Content starts
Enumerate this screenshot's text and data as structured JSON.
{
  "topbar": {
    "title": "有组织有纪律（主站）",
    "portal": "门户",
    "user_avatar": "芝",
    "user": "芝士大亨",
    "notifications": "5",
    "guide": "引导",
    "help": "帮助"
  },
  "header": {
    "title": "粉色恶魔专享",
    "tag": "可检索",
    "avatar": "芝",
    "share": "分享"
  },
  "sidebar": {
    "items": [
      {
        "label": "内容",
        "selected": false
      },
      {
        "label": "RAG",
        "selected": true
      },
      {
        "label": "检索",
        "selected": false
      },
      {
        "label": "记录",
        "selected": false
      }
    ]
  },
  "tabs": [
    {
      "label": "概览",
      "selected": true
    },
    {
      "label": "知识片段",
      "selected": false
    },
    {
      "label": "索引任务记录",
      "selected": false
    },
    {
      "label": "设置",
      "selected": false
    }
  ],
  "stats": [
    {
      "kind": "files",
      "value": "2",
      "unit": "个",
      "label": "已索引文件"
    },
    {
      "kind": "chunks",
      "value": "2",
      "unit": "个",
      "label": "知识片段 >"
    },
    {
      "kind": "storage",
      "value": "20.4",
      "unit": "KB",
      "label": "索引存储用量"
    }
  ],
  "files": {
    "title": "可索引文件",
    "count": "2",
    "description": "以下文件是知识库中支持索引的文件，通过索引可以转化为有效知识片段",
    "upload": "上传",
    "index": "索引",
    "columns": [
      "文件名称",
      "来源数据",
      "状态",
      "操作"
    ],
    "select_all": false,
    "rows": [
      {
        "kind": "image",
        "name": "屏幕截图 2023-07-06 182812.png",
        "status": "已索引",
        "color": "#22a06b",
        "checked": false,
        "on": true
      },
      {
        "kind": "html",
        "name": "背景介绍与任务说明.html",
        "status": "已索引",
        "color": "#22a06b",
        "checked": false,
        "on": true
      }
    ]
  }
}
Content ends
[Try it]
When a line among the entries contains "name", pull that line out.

[Result of the task]
        "name": "屏幕截图 2023-07-06 182812.png",
        "name": "背景介绍与任务说明.html",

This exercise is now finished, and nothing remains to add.